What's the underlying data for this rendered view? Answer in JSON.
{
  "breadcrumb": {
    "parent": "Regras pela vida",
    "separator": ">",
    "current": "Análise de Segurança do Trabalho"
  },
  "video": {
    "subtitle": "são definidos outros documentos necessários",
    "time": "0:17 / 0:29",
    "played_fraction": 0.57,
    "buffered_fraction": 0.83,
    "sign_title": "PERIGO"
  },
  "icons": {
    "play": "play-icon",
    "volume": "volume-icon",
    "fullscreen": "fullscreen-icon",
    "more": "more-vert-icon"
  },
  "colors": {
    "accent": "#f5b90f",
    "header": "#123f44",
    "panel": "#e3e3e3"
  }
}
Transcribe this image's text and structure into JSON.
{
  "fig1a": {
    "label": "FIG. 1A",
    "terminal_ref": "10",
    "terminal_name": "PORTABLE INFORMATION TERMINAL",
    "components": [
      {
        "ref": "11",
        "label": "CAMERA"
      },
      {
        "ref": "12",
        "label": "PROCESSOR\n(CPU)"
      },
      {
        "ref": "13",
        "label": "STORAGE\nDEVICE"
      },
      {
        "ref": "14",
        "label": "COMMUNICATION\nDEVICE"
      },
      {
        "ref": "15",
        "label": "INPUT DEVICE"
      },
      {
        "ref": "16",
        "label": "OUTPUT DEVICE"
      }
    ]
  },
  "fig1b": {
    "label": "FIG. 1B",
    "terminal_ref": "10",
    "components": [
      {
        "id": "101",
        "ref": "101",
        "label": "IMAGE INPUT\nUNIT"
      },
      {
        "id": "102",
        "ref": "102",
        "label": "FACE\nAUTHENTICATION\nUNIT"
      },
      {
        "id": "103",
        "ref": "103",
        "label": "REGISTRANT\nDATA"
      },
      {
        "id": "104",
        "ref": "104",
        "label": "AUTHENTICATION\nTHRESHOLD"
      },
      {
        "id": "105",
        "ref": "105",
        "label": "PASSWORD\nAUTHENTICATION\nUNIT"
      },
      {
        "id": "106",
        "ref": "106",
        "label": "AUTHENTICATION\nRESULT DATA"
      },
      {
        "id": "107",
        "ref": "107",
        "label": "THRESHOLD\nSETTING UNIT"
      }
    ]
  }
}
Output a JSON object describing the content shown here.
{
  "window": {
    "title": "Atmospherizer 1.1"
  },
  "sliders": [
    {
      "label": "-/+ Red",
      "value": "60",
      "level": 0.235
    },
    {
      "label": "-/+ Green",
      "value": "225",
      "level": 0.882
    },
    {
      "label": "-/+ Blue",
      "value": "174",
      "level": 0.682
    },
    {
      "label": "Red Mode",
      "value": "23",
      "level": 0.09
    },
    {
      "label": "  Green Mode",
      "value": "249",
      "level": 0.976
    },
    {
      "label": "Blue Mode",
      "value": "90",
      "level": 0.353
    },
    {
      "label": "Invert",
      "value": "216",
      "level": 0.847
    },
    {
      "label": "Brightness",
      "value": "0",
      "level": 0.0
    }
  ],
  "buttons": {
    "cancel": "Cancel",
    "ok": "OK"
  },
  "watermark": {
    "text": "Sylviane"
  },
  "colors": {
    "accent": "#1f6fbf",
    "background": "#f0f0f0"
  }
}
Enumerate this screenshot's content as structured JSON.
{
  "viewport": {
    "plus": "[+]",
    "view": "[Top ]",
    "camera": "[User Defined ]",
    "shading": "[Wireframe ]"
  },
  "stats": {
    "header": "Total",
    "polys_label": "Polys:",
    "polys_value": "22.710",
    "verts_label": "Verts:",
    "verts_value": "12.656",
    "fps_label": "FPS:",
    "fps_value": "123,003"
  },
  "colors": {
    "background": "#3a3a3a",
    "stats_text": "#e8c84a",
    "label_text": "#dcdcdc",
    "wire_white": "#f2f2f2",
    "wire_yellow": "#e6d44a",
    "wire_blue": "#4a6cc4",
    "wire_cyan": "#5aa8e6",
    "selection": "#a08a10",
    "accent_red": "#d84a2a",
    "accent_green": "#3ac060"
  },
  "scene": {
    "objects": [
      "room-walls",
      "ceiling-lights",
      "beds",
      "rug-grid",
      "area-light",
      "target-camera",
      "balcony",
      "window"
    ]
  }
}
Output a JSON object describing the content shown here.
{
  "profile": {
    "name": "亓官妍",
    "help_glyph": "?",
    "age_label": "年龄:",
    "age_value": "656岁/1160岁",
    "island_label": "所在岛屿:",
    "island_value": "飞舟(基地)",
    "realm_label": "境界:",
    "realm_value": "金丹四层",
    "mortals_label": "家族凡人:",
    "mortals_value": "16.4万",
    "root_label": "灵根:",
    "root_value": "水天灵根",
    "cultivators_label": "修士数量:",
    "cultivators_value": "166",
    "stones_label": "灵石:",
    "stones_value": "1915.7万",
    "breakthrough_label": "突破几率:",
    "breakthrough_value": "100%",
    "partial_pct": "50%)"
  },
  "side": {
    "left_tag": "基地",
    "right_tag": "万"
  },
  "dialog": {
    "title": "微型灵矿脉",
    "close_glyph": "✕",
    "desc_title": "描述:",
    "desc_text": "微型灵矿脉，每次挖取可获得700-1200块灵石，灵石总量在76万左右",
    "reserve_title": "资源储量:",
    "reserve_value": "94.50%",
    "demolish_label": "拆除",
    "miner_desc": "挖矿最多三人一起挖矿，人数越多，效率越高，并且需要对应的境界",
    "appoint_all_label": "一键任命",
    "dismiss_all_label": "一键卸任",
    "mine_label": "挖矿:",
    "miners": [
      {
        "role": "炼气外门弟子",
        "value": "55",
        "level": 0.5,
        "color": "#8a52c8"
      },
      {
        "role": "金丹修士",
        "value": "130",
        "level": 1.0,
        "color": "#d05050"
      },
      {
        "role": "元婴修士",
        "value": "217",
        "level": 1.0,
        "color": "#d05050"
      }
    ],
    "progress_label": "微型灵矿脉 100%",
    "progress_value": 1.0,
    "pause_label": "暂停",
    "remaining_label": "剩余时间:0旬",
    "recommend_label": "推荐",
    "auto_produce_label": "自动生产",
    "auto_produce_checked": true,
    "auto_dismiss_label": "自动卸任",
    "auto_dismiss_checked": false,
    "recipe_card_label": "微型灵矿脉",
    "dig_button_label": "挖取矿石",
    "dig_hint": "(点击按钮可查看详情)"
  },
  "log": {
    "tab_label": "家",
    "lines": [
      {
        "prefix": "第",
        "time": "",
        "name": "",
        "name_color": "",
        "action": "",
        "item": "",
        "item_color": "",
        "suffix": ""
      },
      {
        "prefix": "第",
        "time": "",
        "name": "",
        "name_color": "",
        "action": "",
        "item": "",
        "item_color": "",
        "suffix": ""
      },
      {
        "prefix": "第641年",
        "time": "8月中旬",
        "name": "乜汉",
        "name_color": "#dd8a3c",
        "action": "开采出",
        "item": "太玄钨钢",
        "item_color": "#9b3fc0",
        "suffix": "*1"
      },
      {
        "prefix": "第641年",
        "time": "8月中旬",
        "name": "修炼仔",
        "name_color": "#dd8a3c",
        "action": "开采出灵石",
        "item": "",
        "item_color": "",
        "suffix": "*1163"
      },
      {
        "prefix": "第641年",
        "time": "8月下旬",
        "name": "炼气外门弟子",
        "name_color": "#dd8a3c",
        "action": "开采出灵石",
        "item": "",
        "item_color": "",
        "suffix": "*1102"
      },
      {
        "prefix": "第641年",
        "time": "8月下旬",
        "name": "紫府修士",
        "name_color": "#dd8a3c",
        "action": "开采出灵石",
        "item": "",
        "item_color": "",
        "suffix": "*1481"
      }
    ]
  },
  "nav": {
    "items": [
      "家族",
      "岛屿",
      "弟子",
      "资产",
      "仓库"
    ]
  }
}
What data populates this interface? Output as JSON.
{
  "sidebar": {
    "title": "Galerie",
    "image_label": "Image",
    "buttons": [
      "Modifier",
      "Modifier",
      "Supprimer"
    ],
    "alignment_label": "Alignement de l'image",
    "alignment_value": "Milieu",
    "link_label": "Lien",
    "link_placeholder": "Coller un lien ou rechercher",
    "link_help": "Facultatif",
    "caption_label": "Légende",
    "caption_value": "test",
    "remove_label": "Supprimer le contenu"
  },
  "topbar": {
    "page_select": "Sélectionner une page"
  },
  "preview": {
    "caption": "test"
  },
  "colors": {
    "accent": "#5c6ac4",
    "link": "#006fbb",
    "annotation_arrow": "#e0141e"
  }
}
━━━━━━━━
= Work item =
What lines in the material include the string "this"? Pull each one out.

= Answer below =
What's the underlying data for this rendered view? Answer in JSON.
Transcribe this image's text and structure into JSON.
Enumerate this screenshot's content as structured JSON.
What data populates this interface? Output as JSON.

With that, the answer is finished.